Write out each record exactly as given, but do not include the pictures.
##### The data
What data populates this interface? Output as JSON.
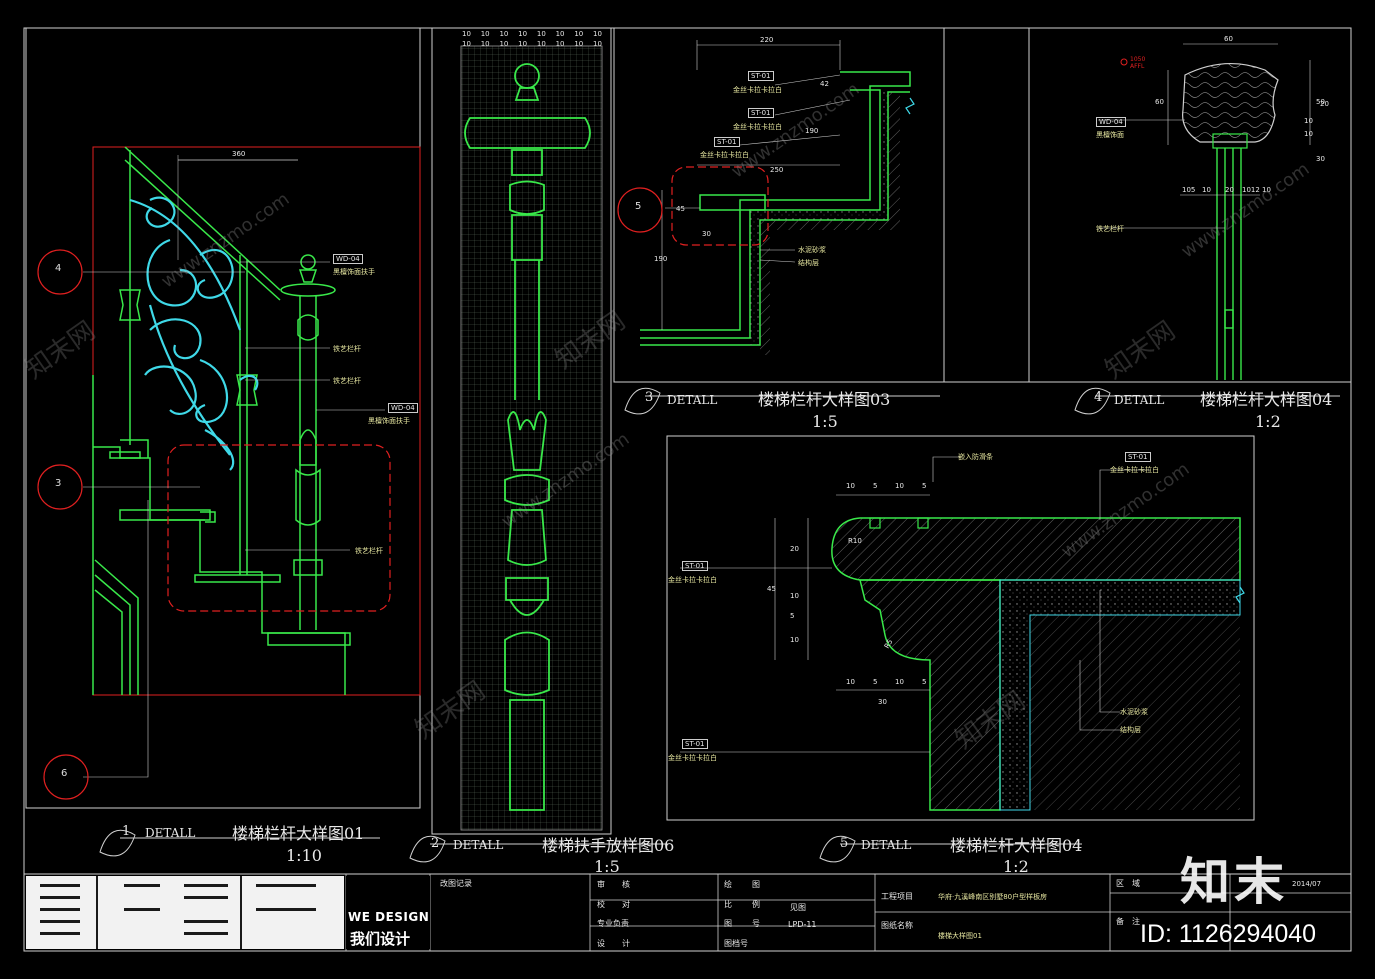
{
  "drawing": {
    "details": [
      {
        "num": "1",
        "word": "DETALL",
        "title": "楼梯栏杆大样图01",
        "scale": "1:10"
      },
      {
        "num": "2",
        "word": "DETALL",
        "title": "楼梯扶手放样图06",
        "scale": "1:5"
      },
      {
        "num": "3",
        "word": "DETALL",
        "title": "楼梯栏杆大样图03",
        "scale": "1:5"
      },
      {
        "num": "4",
        "word": "DETALL",
        "title": "楼梯栏杆大样图04",
        "scale": "1:2"
      },
      {
        "num": "5",
        "word": "DETALL",
        "title": "楼梯栏杆大样图04",
        "scale": "1:2"
      }
    ],
    "callouts": [
      "4",
      "3",
      "6",
      "5"
    ],
    "d1": {
      "dim_top": "360",
      "tags": [
        "WD-04",
        "WD-04"
      ],
      "labels": [
        "黑檀饰面扶手",
        "铁艺栏杆",
        "铁艺栏杆",
        "黑檀饰面扶手",
        "铁艺栏杆"
      ]
    },
    "d2": {
      "grid_nums": [
        "10",
        "10",
        "10",
        "10",
        "10",
        "10",
        "10",
        "10",
        "10",
        "10",
        "10",
        "10",
        "10",
        "10",
        "10",
        "10"
      ]
    },
    "d3": {
      "dims": [
        "220",
        "42",
        "190",
        "250",
        "45",
        "30",
        "190"
      ],
      "tags": [
        "ST-01",
        "ST-01",
        "ST-01"
      ],
      "labels": [
        "金丝卡拉卡拉白",
        "金丝卡拉卡拉白",
        "金丝卡拉卡拉白",
        "水泥砂浆",
        "结构层"
      ]
    },
    "d4": {
      "dims": [
        "60",
        "60",
        "50",
        "10",
        "10",
        "30",
        "105",
        "10",
        "20",
        "1012",
        "10",
        "20"
      ],
      "level": "1050 AFFL",
      "tag": "WD-04",
      "labels": [
        "黑檀饰面",
        "铁艺栏杆"
      ]
    },
    "d5": {
      "dims": [
        "10",
        "5",
        "10",
        "5",
        "20",
        "45",
        "10",
        "5",
        "10",
        "10",
        "5",
        "10",
        "5",
        "30"
      ],
      "radii": [
        "R10",
        "R5"
      ],
      "tags": [
        "ST-01",
        "ST-01",
        "ST-01"
      ],
      "labels": [
        "嵌入防滑条",
        "金丝卡拉卡拉白",
        "金丝卡拉卡拉白",
        "金丝卡拉卡拉白",
        "水泥砂浆",
        "结构层"
      ]
    }
  },
  "titleblock": {
    "brand_en": "WE DESIGN",
    "brand_cn": "我们设计",
    "revision_label": "改图记录",
    "col_a": [
      "审",
      "核",
      "校",
      "对",
      "专业负责",
      "设",
      "计"
    ],
    "col_b": [
      "绘",
      "图",
      "比",
      "例",
      "图",
      "号",
      "图档号"
    ],
    "scale_value": "见图",
    "drawing_no": "LPD-11",
    "project_label": "工程项目",
    "project_name": "华府·九溪峰南区别墅80户型样板房",
    "drawing_name_label": "图纸名称",
    "drawing_name": "楼梯大样图01",
    "area_label": "区　域",
    "date": "2014/07",
    "note_label": "备　注"
  },
  "watermark": {
    "site": "www.znzmo.com",
    "cn": "知末网",
    "logo": "知末",
    "id": "ID: 1126294040"
  },
  "colors": {
    "green": "#39e84a",
    "cyan": "#3fd9e8",
    "red": "#e02020",
    "yellow": "#e6e6a0"
  }
}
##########
Response to this exercise:
What data populates this interface? Output as JSON.
{
  "drawing": {
    "details": [
      {
        "num": "1",
        "word": "DETALL",
        "title": "楼梯栏杆大样图01",
        "scale": "1:10"
      },
      {
        "num": "2",
        "word": "DETALL",
        "title": "楼梯扶手放样图06",
        "scale": "1:5"
      },
      {
        "num": "3",
        "word": "DETALL",
        "title": "楼梯栏杆大样图03",
        "scale": "1:5"
      },
      {
        "num": "4",
        "word": "DETALL",
        "title": "楼梯栏杆大样图04",
        "scale": "1:2"
      },
      {
        "num": "5",
        "word": "DETALL",
        "title": "楼梯栏杆大样图04",
        "scale": "1:2"
      }
    ],
    "callouts": [
      "4",
      "3",
      "6",
      "5"
    ],
    "d1": {
      "dim_top": "360",
      "tags": [
        "WD-04",
        "WD-04"
      ],
      "labels": [
        "黑檀饰面扶手",
        "铁艺栏杆",
        "铁艺栏杆",
        "黑檀饰面扶手",
        "铁艺栏杆"
      ]
    },
    "d2": {
      "grid_nums": [
        "10",
        "10",
        "10",
        "10",
        "10",
        "10",
        "10",
        "10",
        "10",
        "10",
        "10",
        "10",
        "10",
        "10",
        "10",
        "10"
      ]
    },
    "d3": {
      "dims": [
        "220",
        "42",
        "190",
        "250",
        "45",
        "30",
        "190"
      ],
      "tags": [
        "ST-01",
        "ST-01",
        "ST-01"
      ],
      "labels": [
        "金丝卡拉卡拉白",
        "金丝卡拉卡拉白",
        "金丝卡拉卡拉白",
        "水泥砂浆",
        "结构层"
      ]
    },
    "d4": {
      "dims": [
        "60",
        "60",
        "50",
        "10",
        "10",
        "30",
        "105",
        "10",
        "20",
        "1012",
        "10",
        "20"
      ],
      "level": "1050 AFFL",
      "tag": "WD-04",
      "labels": [
        "黑檀饰面",
        "铁艺栏杆"
      ]
    },
    "d5": {
      "dims": [
        "10",
        "5",
        "10",
        "5",
        "20",
        "45",
        "10",
        "5",
        "10",
        "10",
        "5",
        "10",
        "5",
        "30"
      ],
      "radii": [
        "R10",
        "R5"
      ],
      "tags": [
        "ST-01",
        "ST-01",
        "ST-01"
      ],
      "labels": [
        "嵌入防滑条",
        "金丝卡拉卡拉白",
        "金丝卡拉卡拉白",
        "金丝卡拉卡拉白",
        "水泥砂浆",
        "结构层"
      ]
    }
  },
  "titleblock": {
    "brand_en": "WE DESIGN",
    "brand_cn": "我们设计",
    "revision_label": "改图记录",
    "col_a": [
      "审",
      "核",
      "校",
      "对",
      "专业负责",
      "设",
      "计"
    ],
    "col_b": [
      "绘",
      "图",
      "比",
      "例",
      "图",
      "号",
      "图档号"
    ],
    "scale_value": "见图",
    "drawing_no": "LPD-11",
    "project_label": "工程项目",
    "project_name": "华府·九溪峰南区别墅80户型样板房",
    "drawing_name_label": "图纸名称",
    "drawing_name": "楼梯大样图01",
    "area_label": "区　域",
    "date": "2014/07",
    "note_label": "备　注"
  },
  "watermark": {
    "site": "www.znzmo.com",
    "cn": "知末网",
    "logo": "知末",
    "id": "ID: 1126294040"
  },
  "colors": {
    "green": "#39e84a",
    "cyan": "#3fd9e8",
    "red": "#e02020",
    "yellow": "#e6e6a0"
  }
}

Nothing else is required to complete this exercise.